Presenting a statement on the validity of accredited academic programmes offered by NCHE, the State Minister for Higher Education, Hon. John Chrysostom Muyingo said the ‘expiry’ of accreditation, as reflected on the NCHE website, means that the programme needs re-assessment to establish whether the key aspects upon which accreditation was granted are still in place.
“Institutions with programmes requiring reassessment have been urged to submit them for reassessment as soon as possible, in any case by 30 November 2023,” he said.
Muyingo assured the public that the qualification of graduates on programmes that have received prior accreditation, in accordance with NCHE minimum standards and regulations are valid.
“In the process of programme review, some higher education institutions have found it necessary to delete from offer, merge, and/or improve the existing accredited programmes. The changes ought to be communicated to the NCHE for appropriate update of the programme database,” he said.
The Attorney General, Hon. Kiryowa Kiwanuka called for calm saying all courses are valid.
“The country needs to remain calm; there is no law that provides for expiry of courses. The courses are still valid. It was just a bad choice of word,” Kiryowa Kiwanuka said.
Kiboga District Woman Representative, Hon. Christine Kaaya faulted NCHE and university managers for failing to do their part.
“These universities in question advertise for enrollment, get tuition, teach students and even publish the graduation list when you know the course is already expired.

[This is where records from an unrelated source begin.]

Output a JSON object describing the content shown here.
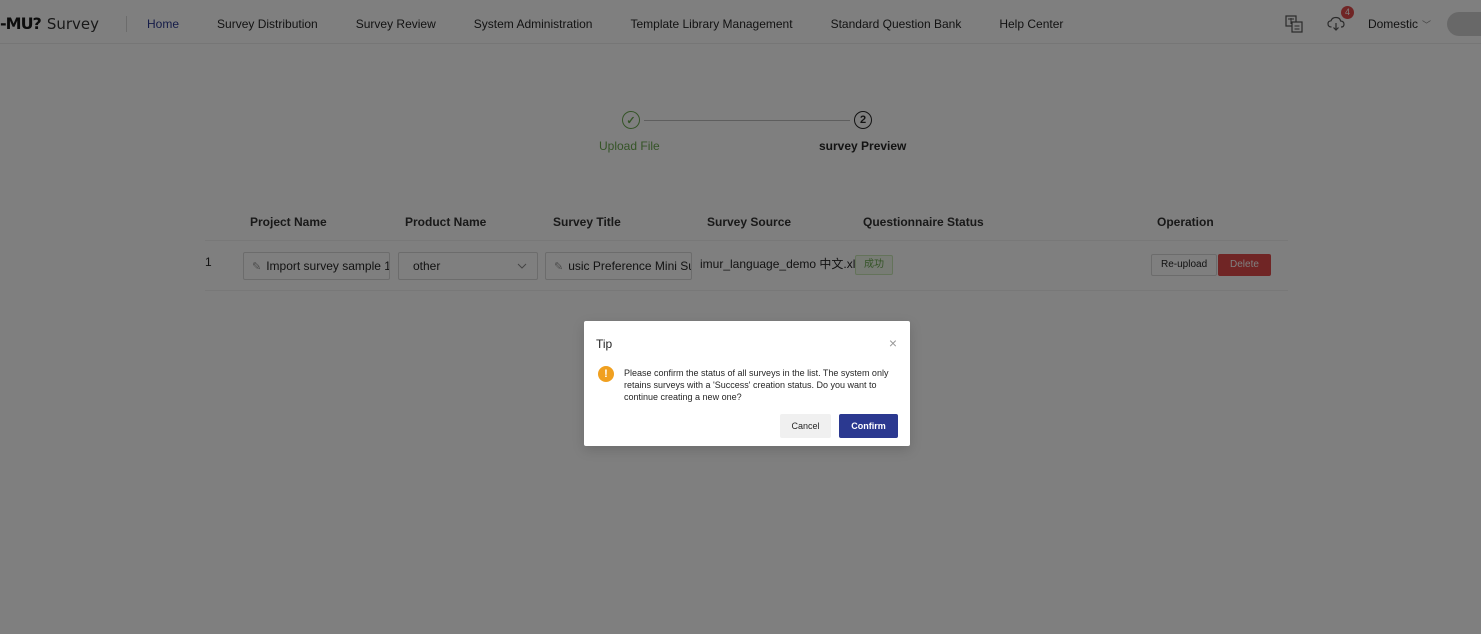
{
  "header": {
    "logo_mark": "-MU?",
    "logo_text": "Survey",
    "nav": [
      {
        "label": "Home",
        "active": true
      },
      {
        "label": "Survey Distribution"
      },
      {
        "label": "Survey Review"
      },
      {
        "label": "System Administration"
      },
      {
        "label": "Template Library Management"
      },
      {
        "label": "Standard Question Bank"
      },
      {
        "label": "Help Center"
      }
    ],
    "translate_icon": "translate-icon",
    "download_icon": "cloud-download-icon",
    "download_badge": "4",
    "region": "Domestic",
    "region_chevron": "﹀"
  },
  "steps": [
    {
      "number": "✓",
      "label": "Upload File",
      "status": "finished",
      "color": "#6aa84f"
    },
    {
      "number": "2",
      "label": "survey Preview",
      "status": "current"
    }
  ],
  "table": {
    "columns": [
      "Project Name",
      "Product Name",
      "Survey Title",
      "Survey Source",
      "Questionnaire Status",
      "Operation"
    ],
    "rows": [
      {
        "index": "1",
        "project_name": "Import survey sample 1",
        "product_name": "other",
        "survey_title": "usic Preference Mini Su",
        "survey_source": "imur_language_demo 中文.xl...",
        "status": "成功",
        "reupload_label": "Re-upload",
        "delete_label": "Delete"
      }
    ]
  },
  "modal": {
    "title": "Tip",
    "close": "×",
    "icon": "!",
    "message": "Please confirm the status of all surveys in the list. The system only retains surveys with a 'Success' creation status. Do you want to continue creating a new one?",
    "cancel_label": "Cancel",
    "confirm_label": "Confirm"
  },
  "colors": {
    "primary": "#2b3990",
    "success": "#6aa84f",
    "danger": "#e04a4a",
    "warning": "#f0a020"
  }
}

I put much blame on the responsible officers in universities,” Kaaya said.
Bugiri Municipality MP, Hon. Asuman Basalirwa said that once a programme has been accredited and the university has a charter, the idea of periodical reassessment, ‘becomes superfluous’.